Collector show displays war artifacts, weapons dating back to 1500s
Published 12:05 am Sunday, March 1, 2020
SALISBURY — War, what is it good for?
Well, it sure comes in handy for teaching history.
History buffs on Saturday could learn about, buy, sell and trade historical guns, swords, bayonets, currency, military insignia and even a vampire killing kit at the 28th Collector Gun and Military Show at the Event Center on Webb Road.
Originally just a Civil War-related show, the collector show has expanded to include items from World War I, World War II and the Vietnam War. Some artifacts date as far back as the 1500s and the Victorian era.
For example, Nick Apergis, who represented Cedar Hill Arms Military Antiques in Matthews, displayed a vampire killing kit.
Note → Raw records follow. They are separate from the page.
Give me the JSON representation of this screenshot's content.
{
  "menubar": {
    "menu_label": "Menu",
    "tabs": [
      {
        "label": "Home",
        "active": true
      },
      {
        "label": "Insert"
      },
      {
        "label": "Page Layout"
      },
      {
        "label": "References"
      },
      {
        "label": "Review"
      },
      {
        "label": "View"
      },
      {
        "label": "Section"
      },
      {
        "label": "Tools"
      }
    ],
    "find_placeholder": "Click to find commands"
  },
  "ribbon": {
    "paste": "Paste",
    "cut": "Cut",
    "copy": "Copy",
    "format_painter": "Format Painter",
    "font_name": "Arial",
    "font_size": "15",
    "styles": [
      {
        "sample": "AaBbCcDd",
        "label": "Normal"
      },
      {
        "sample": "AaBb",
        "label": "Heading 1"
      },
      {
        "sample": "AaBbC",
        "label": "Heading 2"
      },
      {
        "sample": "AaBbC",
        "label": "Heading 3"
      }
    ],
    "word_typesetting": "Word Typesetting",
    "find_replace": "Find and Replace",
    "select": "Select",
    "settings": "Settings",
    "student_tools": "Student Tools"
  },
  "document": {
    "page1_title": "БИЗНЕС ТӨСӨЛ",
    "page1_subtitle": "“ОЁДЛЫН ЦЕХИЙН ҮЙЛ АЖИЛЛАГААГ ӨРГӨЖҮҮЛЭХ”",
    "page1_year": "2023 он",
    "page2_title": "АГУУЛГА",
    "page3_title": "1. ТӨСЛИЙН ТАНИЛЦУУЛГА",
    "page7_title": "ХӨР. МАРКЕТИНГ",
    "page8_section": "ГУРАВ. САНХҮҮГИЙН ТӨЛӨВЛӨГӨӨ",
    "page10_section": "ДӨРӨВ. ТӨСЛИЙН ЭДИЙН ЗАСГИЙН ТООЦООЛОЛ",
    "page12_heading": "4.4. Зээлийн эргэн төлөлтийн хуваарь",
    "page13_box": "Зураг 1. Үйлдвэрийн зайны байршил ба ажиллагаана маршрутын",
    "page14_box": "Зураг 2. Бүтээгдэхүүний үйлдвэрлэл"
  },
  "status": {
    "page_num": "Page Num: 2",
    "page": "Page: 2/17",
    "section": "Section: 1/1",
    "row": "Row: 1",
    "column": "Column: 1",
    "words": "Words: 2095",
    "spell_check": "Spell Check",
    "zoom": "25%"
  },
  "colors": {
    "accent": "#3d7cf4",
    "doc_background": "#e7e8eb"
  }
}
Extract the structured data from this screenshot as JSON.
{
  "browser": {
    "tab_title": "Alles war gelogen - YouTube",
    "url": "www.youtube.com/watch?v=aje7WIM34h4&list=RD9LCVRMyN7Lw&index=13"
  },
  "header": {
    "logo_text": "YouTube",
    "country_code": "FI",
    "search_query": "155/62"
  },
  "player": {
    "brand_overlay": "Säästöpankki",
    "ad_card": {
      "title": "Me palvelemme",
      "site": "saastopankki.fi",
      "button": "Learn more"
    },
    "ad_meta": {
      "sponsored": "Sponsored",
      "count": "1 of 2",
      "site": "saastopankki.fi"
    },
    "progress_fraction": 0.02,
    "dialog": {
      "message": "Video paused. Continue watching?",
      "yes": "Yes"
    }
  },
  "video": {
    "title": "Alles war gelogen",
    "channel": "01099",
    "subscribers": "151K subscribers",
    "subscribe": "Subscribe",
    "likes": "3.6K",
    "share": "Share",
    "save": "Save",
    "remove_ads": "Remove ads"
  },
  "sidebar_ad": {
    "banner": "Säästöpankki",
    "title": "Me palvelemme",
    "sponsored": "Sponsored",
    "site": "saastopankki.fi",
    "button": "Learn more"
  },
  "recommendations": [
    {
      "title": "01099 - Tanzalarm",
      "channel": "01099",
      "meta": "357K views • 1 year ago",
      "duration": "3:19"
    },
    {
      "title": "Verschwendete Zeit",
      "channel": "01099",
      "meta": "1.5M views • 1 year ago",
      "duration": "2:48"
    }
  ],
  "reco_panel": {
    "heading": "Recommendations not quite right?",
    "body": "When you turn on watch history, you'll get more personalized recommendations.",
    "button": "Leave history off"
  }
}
He said that during the 19th century, it was common for people to be spooked by the idea of vampires among them. Some people, he said, went as far as digging up graves of the deceased to stab a stake through the heart and place a stone in the mouth to prevent the “vampires” from biting. The set he displayed included stakes, a dagger and a Swedish prayer book.
Additionally, next to the vampire killing set was an apothecary display of antique medications and a Victorian-era gambling kit.
Apergis added that many of these collections take time to build up, and that it’s no “Indiana Jones-like” mission of accruing the artifacts.
Some of artifacts have been obtained from the U.S. military, including what collector Ed Hicks said was a real ISIS flag from a specialized military mission and a helmet dating back to 1650.
Bob Axelrod, of Axe Antiques, Inc. in Charlotte, displayed an English Civil War set of armor that was used for knights fighting on horseback in the 1630s. He also exhibited a German beheading sword used during the 16th century as well as a sword that had a green-dyed ivory handle and was used by the first president, George Washington, and his senior officers.
Also on display from Adam Colet was a table napkin reportedly obtained from Adolf Hitler’s residence in the bottom of his basement. Most of the collectible items were from WWII, mostly due to the prevalence of WWII-related video games and movies, said Kyle Kirby.
Kirby has hosted the collector show for four years and works for Bull Moose Guns. Kirby, who displayed some of his own collector items, including the world’s first functional machine gun made in 1918 in Berlin, said the collector show is “the next best thing to having the actual person there.”
“It’s important to get young people involved,” Kirby said, “To pass on this love of history to take care of it and preserve it.”
Warren Morrison of Military Items Wanted echoed that sentiment and said he gave two boys a military insignia patch for free because of how happy they were after hearing about the history behind them.
Morrison said some patches in his collection are rare, including one that represented the Motor Transportation Service in the Transportation Corps, which was a unit that African-Americans fought in during segregation.
Some collectors have been at it for 70 years, such as 86-year-old Carl O’Connor, who specializes in collecting Japanese weapons from WWII.
North Carolina Gun Collectors Association president John Parker said events like the one on Saturday allow everyone, even senior collectors, to learn more about different eras of history. He added that it’s a “good way to bring people together.”
Another Collector Gun and Military show will be in Statesville on Sept. 27 and Sept. 28 at the Statesville Civic Center.
Contact reporter Natalie Anderson at 704-797-4246.